Instead, he ruled that Section 293 would not apply to young people in polygamous marriages between the ages of 12 and 17 because they are often coerced into entering one, making no such concession for adults who may find themselves in a similar situation. As a result, all adults are criminalizable under this law, including those who are being abused. Again, we fail to understand the logic. “Social conservatism seems to have led the judge to some illogical conclusions,” notes Alana Boltwood, Chair of Queer Ontario’s Research & Education Committee. “People should be free to love – and marry – whomever they please.

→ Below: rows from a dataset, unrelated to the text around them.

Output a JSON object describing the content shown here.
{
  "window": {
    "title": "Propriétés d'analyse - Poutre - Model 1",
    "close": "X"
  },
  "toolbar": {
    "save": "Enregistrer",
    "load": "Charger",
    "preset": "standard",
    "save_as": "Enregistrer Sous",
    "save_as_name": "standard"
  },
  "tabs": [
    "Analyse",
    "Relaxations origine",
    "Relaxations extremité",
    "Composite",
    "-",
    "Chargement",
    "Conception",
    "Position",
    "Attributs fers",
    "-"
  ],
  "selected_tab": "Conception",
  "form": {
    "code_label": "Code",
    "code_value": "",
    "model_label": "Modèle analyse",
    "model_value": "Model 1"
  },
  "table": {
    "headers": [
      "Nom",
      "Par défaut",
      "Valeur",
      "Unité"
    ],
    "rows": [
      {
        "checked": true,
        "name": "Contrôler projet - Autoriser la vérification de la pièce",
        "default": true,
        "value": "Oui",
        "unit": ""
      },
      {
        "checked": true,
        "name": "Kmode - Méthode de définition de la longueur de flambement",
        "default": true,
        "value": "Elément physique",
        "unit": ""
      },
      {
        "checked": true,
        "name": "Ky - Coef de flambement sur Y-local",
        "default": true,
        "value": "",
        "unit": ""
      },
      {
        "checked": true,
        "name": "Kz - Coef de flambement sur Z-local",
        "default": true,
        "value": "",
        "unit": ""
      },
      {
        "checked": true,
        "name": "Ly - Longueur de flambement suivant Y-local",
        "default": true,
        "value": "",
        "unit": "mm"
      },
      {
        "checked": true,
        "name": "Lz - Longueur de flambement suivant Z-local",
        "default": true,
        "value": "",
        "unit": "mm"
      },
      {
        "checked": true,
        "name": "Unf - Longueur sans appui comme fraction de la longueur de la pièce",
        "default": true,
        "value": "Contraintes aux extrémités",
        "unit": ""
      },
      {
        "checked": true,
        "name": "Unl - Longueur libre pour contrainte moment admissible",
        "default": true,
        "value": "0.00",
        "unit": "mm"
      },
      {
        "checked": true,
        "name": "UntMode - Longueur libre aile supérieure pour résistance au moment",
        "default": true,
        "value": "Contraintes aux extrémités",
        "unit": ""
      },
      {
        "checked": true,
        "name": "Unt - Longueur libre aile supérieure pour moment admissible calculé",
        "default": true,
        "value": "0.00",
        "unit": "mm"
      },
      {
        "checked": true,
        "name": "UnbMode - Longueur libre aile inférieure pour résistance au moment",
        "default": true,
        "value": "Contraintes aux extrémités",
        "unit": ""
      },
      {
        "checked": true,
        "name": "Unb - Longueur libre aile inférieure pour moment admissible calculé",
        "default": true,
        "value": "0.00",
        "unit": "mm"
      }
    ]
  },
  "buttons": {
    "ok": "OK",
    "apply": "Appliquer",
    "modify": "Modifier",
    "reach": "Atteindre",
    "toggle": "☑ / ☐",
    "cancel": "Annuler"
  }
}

We support consensual, honest and responsible relationships between any number of people.” You can read Queer Ontario’s policy statement on non-monogamous relationships at http://queerontario.org/2011/11/24/non-monogamy-policy. Queer Ontario would like to thank the Canadian Polyamory Advocacy Association for their contributions to the British Columbia case. - 30 Contacts: Alana Boltwood Chair, Queer Ontario Research & Education Committee Martin Otárola Secretary, Queer Ontario firstname.lastname@example.org References: BC Supreme Court decision: http://www.courts.gov.bc.ca/jdb-txt/SC/11/15/2011BCSC1588.htm Queer Ontario policy on non-monogamy: http://queerontario.org/2011/11/24/non-monogamy-policy Canadian Polyamory Advocacy Association reaction: http://polyadvocacy.ca/cpaa-reacts-to-bc-supreme-court-decision Ottawa Citizen commentary: http://www.ottawacitizen.com/opinion/columnists/need+polygamy/5756806/story.html Background about the law and court case from CPAA: http://polyadvocacy.ca/faq-293-reference